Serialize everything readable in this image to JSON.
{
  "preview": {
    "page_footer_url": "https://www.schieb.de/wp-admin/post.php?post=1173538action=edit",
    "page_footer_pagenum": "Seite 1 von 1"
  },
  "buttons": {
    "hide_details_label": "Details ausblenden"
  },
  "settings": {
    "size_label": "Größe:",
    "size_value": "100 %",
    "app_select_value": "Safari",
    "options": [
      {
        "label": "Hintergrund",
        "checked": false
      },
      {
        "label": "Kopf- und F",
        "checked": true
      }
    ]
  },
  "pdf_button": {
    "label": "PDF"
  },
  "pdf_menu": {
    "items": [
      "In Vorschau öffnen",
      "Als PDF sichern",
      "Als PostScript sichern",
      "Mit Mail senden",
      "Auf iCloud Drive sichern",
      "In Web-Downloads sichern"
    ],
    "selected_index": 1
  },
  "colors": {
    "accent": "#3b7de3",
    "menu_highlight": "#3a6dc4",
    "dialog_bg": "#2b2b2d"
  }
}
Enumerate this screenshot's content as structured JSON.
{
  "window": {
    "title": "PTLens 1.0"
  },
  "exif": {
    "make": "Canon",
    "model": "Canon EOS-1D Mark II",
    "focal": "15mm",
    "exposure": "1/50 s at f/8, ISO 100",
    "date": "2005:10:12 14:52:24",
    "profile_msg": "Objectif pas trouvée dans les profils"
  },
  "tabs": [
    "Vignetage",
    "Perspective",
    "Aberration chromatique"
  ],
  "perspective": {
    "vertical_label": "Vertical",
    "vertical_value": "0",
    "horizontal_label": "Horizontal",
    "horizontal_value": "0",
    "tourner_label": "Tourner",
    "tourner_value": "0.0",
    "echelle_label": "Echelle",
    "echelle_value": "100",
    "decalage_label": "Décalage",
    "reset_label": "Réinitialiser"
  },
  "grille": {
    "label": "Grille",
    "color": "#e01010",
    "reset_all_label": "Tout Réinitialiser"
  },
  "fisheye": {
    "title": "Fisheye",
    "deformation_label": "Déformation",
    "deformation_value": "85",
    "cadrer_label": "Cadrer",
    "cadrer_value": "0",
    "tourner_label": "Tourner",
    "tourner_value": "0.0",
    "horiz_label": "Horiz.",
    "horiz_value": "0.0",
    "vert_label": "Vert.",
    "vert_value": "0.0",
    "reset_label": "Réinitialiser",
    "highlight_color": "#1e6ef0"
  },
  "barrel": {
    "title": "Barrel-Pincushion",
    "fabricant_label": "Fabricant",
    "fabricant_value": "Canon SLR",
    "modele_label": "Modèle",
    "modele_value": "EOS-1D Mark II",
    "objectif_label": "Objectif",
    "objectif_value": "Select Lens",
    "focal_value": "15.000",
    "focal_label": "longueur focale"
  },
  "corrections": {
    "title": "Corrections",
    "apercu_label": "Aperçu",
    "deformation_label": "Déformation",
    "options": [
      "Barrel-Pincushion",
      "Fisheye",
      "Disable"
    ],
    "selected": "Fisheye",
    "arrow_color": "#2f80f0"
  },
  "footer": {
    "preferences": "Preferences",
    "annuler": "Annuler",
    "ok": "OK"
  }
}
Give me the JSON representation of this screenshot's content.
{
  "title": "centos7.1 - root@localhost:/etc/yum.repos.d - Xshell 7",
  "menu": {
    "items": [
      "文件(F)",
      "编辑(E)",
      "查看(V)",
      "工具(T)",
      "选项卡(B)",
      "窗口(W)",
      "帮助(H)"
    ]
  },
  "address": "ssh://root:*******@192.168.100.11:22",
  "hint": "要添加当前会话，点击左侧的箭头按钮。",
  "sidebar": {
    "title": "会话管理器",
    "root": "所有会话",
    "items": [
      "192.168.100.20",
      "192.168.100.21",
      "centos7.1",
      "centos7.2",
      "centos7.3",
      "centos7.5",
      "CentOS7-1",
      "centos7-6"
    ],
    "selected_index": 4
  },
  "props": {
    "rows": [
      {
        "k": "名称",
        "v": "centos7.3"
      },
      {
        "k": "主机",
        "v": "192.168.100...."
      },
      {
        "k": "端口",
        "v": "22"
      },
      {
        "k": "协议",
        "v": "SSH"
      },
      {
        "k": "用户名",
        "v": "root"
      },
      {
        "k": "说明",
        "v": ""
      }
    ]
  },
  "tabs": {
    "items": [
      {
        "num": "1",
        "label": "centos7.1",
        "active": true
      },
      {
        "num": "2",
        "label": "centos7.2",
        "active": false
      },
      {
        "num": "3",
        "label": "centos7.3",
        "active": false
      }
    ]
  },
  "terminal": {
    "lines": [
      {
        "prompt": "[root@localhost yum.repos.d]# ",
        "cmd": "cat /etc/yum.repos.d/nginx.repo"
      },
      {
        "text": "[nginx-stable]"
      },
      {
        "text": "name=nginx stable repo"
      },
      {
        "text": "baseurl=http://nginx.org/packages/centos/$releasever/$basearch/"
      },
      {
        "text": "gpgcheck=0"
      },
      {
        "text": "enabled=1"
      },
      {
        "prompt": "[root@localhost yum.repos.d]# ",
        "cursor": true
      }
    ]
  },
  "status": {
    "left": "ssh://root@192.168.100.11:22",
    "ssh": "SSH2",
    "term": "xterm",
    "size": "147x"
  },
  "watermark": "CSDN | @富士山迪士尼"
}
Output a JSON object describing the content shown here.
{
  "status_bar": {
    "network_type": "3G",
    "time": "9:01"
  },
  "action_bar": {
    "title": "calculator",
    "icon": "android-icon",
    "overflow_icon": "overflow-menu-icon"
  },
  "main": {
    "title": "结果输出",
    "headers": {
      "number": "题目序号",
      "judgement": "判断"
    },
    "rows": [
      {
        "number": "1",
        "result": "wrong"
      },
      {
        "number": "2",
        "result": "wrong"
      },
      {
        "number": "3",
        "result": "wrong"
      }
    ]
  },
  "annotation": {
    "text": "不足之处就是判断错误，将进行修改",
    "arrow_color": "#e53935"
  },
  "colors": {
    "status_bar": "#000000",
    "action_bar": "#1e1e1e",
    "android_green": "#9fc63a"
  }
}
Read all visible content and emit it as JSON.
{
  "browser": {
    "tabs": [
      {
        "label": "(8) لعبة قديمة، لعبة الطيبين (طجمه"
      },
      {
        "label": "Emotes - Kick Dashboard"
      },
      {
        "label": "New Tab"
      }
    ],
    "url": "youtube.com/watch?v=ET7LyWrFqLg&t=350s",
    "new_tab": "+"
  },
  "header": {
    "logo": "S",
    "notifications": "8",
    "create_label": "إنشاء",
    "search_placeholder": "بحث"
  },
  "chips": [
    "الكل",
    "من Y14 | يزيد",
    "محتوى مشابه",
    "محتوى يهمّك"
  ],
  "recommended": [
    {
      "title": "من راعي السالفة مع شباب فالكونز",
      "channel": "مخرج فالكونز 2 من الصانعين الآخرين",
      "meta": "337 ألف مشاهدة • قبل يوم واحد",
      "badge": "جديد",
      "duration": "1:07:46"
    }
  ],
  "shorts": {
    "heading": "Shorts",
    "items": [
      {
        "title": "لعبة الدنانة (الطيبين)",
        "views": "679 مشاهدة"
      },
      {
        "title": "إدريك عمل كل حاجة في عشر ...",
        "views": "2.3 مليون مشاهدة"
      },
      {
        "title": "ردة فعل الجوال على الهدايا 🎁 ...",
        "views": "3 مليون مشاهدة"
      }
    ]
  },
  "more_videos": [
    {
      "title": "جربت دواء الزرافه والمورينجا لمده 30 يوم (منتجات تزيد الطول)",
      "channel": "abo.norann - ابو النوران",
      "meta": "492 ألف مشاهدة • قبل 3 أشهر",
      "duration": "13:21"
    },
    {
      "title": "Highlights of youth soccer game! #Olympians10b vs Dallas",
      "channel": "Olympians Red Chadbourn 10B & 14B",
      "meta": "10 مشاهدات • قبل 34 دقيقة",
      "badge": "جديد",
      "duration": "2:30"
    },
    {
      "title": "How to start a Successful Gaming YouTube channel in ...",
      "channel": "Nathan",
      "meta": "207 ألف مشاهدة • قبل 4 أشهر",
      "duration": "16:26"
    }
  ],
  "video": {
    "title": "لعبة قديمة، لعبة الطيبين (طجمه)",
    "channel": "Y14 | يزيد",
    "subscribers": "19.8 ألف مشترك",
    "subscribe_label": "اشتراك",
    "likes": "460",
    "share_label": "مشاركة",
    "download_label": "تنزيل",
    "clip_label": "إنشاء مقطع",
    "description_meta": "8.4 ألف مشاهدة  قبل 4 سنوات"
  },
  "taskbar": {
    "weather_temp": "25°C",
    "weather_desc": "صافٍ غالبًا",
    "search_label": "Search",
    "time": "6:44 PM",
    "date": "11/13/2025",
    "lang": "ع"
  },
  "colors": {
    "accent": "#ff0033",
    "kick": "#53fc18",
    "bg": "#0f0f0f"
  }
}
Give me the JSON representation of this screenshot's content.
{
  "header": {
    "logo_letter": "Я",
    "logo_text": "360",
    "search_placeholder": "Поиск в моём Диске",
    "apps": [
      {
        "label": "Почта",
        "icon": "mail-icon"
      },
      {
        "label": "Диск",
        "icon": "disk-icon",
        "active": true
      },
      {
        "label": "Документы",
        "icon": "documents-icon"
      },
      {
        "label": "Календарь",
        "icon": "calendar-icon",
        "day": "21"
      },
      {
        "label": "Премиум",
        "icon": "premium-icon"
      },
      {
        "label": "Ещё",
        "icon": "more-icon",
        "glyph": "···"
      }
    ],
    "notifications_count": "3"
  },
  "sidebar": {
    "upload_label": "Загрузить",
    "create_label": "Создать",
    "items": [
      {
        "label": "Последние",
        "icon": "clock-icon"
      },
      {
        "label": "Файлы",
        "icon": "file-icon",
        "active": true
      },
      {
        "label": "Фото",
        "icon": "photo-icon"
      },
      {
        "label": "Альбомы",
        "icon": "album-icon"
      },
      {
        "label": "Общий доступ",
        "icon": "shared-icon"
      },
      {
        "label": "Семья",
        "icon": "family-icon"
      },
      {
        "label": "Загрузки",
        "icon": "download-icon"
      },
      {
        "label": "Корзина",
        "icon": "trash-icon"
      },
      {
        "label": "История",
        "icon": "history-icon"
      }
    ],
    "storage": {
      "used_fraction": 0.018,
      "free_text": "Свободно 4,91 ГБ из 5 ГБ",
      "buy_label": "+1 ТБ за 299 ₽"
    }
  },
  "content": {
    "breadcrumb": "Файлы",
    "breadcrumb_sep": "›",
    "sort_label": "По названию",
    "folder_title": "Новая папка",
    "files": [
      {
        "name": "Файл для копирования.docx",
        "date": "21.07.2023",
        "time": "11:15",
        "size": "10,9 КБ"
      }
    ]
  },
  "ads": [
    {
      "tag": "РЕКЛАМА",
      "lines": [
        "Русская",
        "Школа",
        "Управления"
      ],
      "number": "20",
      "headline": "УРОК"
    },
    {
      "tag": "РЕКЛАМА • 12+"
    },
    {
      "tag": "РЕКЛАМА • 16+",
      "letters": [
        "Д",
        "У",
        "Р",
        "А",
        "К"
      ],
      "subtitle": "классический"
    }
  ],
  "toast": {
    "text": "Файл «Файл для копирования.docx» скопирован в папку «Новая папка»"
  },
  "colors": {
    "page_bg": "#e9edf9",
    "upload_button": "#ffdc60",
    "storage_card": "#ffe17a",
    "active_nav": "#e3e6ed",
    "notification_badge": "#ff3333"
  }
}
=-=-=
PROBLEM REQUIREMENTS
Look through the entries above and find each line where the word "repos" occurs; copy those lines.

EXERCISE SOLUTION
  "title": "centos7.1 - root@localhost:/etc/yum.repos.d - Xshell 7",
        "prompt": "[root@localhost yum.repos.d]# ",
        "cmd": "cat /etc/yum.repos.d/nginx.repo"
        "prompt": "[root@localhost yum.repos.d]# ",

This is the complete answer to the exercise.